  \begin{block}{}
    A \emph{derivation tree} for a context-free grammar $G=(V,T,S,P)$ 
    has nodes with labels from $V \cup T \cup \{\lambda\}$.
    
    \begin{itemize}
    \item 
      The \emph{root} has the label $S$.
    
    \item
      If there is a production rule
      \begin{itemize}
        \item $A \to x_1 \cdots x_n$ with $n\geq 1$, then\\
          a node labelled $A$
          can have children labelled $x_1,\ldots,x_n$.
        \item $A \to \lambda$, then\\
          a node labelled $A$
          can have one child with label $\lambda$.
      \end{itemize}
    
    \item
      Every node with a label from $T \cup \{\lambda\}$ is a \emph{leave}.\\
      (That is, the node has no children).
    \end{itemize}
  \end{block}
  \pause\medskip
  
  \begin{goal}{}
    The labels of the leaves of a derivation tree, 
    read from left to right (skipping $\lambda$),

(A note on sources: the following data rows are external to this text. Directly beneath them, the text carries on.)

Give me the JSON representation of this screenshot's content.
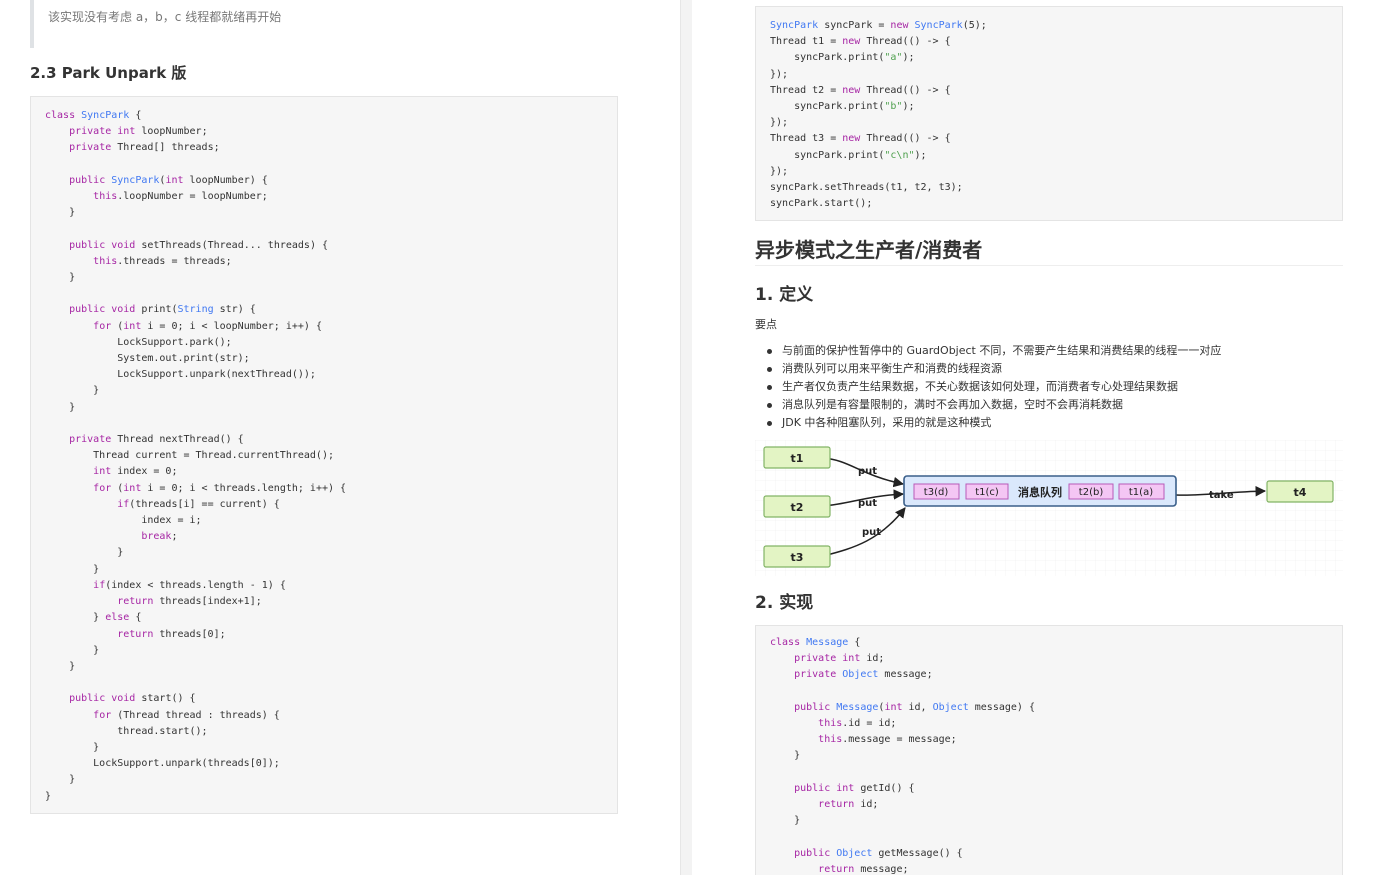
{
  "left": {
    "note": "该实现没有考虑 a，b，c 线程都就绪再开始",
    "heading": "2.3 Park Unpark 版"
  },
  "right": {
    "section_title": "异步模式之生产者/消费者",
    "def_heading": "1. 定义",
    "key_points_label": "要点",
    "bullets": [
      "与前面的保护性暂停中的 GuardObject 不同，不需要产生结果和消费结果的线程一一对应",
      "消费队列可以用来平衡生产和消费的线程资源",
      "生产者仅负责产生结果数据，不关心数据该如何处理，而消费者专心处理结果数据",
      "消息队列是有容量限制的，满时不会再加入数据，空时不会再消耗数据",
      "JDK 中各种阻塞队列，采用的就是这种模式"
    ],
    "impl_heading": "2. 实现",
    "diagram": {
      "producers": [
        "t1",
        "t2",
        "t3"
      ],
      "put_label": "put",
      "take_label": "take",
      "queue_label": "消息队列",
      "queue_items_left": [
        "t3(d)",
        "t1(c)"
      ],
      "queue_items_right": [
        "t2(b)",
        "t1(a)"
      ],
      "consumer": "t4",
      "colors": {
        "node_fill": "#e3f4c4",
        "node_stroke": "#82b366",
        "queue_fill": "#dae8fc",
        "queue_stroke": "#3a5f8a",
        "item_fill": "#f4c6f4",
        "item_stroke": "#b85ab8"
      }
    }
  },
  "code_left_lines": [
    "class SyncPark {",
    "    private int loopNumber;",
    "    private Thread[] threads;",
    "",
    "    public SyncPark(int loopNumber) {",
    "        this.loopNumber = loopNumber;",
    "    }",
    "",
    "    public void setThreads(Thread... threads) {",
    "        this.threads = threads;",
    "    }",
    "",
    "    public void print(String str) {",
    "        for (int i = 0; i < loopNumber; i++) {",
    "            LockSupport.park();",
    "            System.out.print(str);",
    "            LockSupport.unpark(nextThread());",
    "        }",
    "    }",
    "",
    "    private Thread nextThread() {",
    "        Thread current = Thread.currentThread();",
    "        int index = 0;",
    "        for (int i = 0; i < threads.length; i++) {",
    "            if(threads[i] == current) {",
    "                index = i;",
    "                break;",
    "            }",
    "        }",
    "        if(index < threads.length - 1) {",
    "            return threads[index+1];",
    "        } else {",
    "            return threads[0];",
    "        }",
    "    }",
    "",
    "    public void start() {",
    "        for (Thread thread : threads) {",
    "            thread.start();",
    "        }",
    "        LockSupport.unpark(threads[0]);",
    "    }",
    "}"
  ],
  "code_right_top_lines": [
    "SyncPark syncPark = new SyncPark(5);",
    "Thread t1 = new Thread(() -> {",
    "    syncPark.print(\"a\");",
    "});",
    "Thread t2 = new Thread(() -> {",
    "    syncPark.print(\"b\");",
    "});",
    "Thread t3 = new Thread(() -> {",
    "    syncPark.print(\"c\\n\");",
    "});",
    "syncPark.setThreads(t1, t2, t3);",
    "syncPark.start();"
  ],
  "code_right_bottom_lines": [
    "class Message {",
    "    private int id;",
    "    private Object message;",
    "",
    "    public Message(int id, Object message) {",
    "        this.id = id;",
    "        this.message = message;",
    "    }",
    "",
    "    public int getId() {",
    "        return id;",
    "    }",
    "",
    "    public Object getMessage() {",
    "        return message;"
  ]
}
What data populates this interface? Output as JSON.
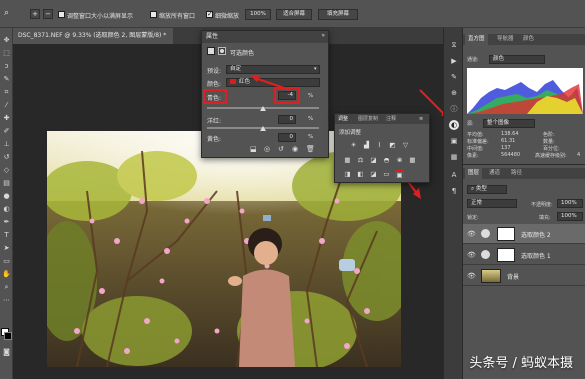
{
  "options_bar": {
    "resize_windows_label": "调整窗口大小以满屏显示",
    "zoom_all_label": "缩放所有窗口",
    "scrubby_zoom_label": "细微缩放",
    "zoom_100": "100%",
    "fit_screen": "适合屏幕",
    "fill_screen": "填充屏幕"
  },
  "document": {
    "tab_title": "DSC_8371.NEF @ 9.33% (选取颜色 2, 图层蒙版/8) *"
  },
  "properties": {
    "panel_title": "属性",
    "adjustment_name": "可选颜色",
    "preset_label": "预设:",
    "preset_value": "自定",
    "colors_label": "颜色:",
    "colors_value": "红色",
    "colors_swatch": "#d42020",
    "cyan_label": "青色:",
    "cyan_value": "-4",
    "magenta_label": "洋红:",
    "magenta_value": "0",
    "yellow_label": "黄色:",
    "yellow_value": "0",
    "percent": "%"
  },
  "adjustments": {
    "tab_adjust": "调整",
    "tab_styles": "图层复制",
    "tab_notes": "注释",
    "add_label": "添加调整"
  },
  "histogram": {
    "tab_histogram": "直方图",
    "tab_navigator": "导航器",
    "tab_color": "颜色",
    "channel_label": "通道:",
    "channel_value": "颜色",
    "source_label": "源:",
    "source_value": "整个图像",
    "mean_label": "平均值:",
    "mean_value": "138.64",
    "std_label": "标准偏差:",
    "std_value": "61.31",
    "median_label": "中间值:",
    "median_value": "137",
    "pixels_label": "像素:",
    "pixels_value": "564480",
    "level_label": "色阶:",
    "count_label": "数量:",
    "percentile_label": "百分位:",
    "cache_label": "高速缓存级别:",
    "cache_value": "4"
  },
  "layers_panel": {
    "tab_layers": "图层",
    "tab_channels": "通道",
    "tab_paths": "路径",
    "filter_label": "类型",
    "blend_mode": "正常",
    "opacity_label": "不透明度:",
    "opacity_value": "100%",
    "lock_label": "锁定:",
    "fill_label": "填充:",
    "fill_value": "100%",
    "layers": [
      {
        "name": "选取颜色 2"
      },
      {
        "name": "选取颜色 1"
      },
      {
        "name": "背景"
      }
    ]
  },
  "watermark": "头条号 / 蚂蚁本摄"
}
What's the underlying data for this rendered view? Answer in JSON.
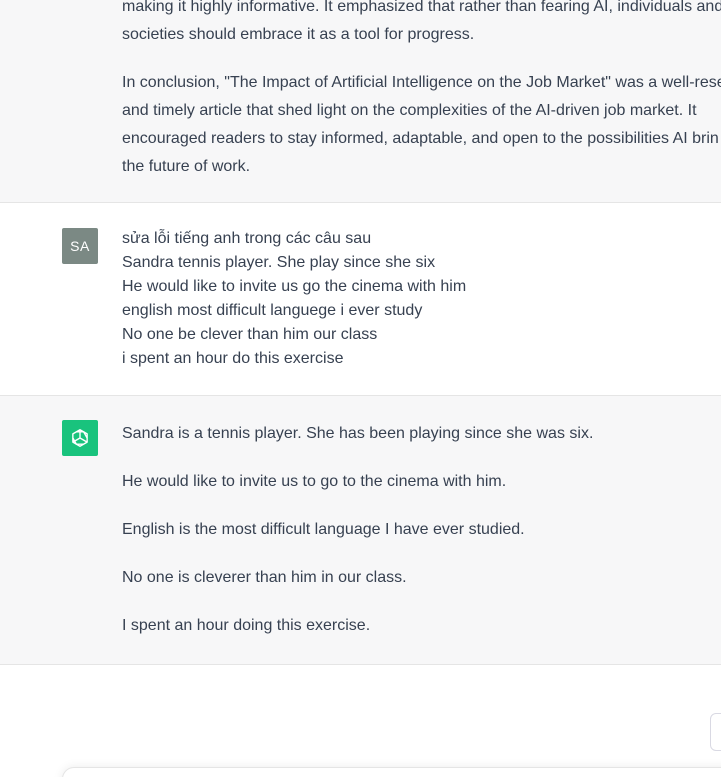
{
  "previous_response": {
    "paragraphs": [
      "making it highly informative. It emphasized that rather than fearing AI, individuals and\nsocieties should embrace it as a tool for progress.",
      "In conclusion, \"The Impact of Artificial Intelligence on the Job Market\" was a well-rese\nand timely article that shed light on the complexities of the AI-driven job market. It\nencouraged readers to stay informed, adaptable, and open to the possibilities AI brin\nthe future of work."
    ]
  },
  "user_message": {
    "avatar_initials": "SA",
    "lines": [
      "sửa lỗi tiếng anh trong các câu sau",
      "Sandra tennis player. She play since she six",
      "He would like to invite us go the cinema with him",
      "english most difficult languege i ever study",
      "No one be clever than him our class",
      "i spent an hour do this exercise"
    ]
  },
  "assistant_message": {
    "avatar_icon": "openai-logo-icon",
    "paragraphs": [
      "Sandra is a tennis player. She has been playing since she was six.",
      "He would like to invite us to go to the cinema with him.",
      "English is the most difficult language I have ever studied.",
      "No one is cleverer than him in our class.",
      "I spent an hour doing this exercise."
    ]
  },
  "colors": {
    "assistant_bg": "#f7f7f8",
    "user_avatar_bg": "#7b8984",
    "assistant_avatar_bg": "#19c37d",
    "text": "#374151"
  }
}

    form a word in $L(G)$. 
  \end{goal}
\end{frame}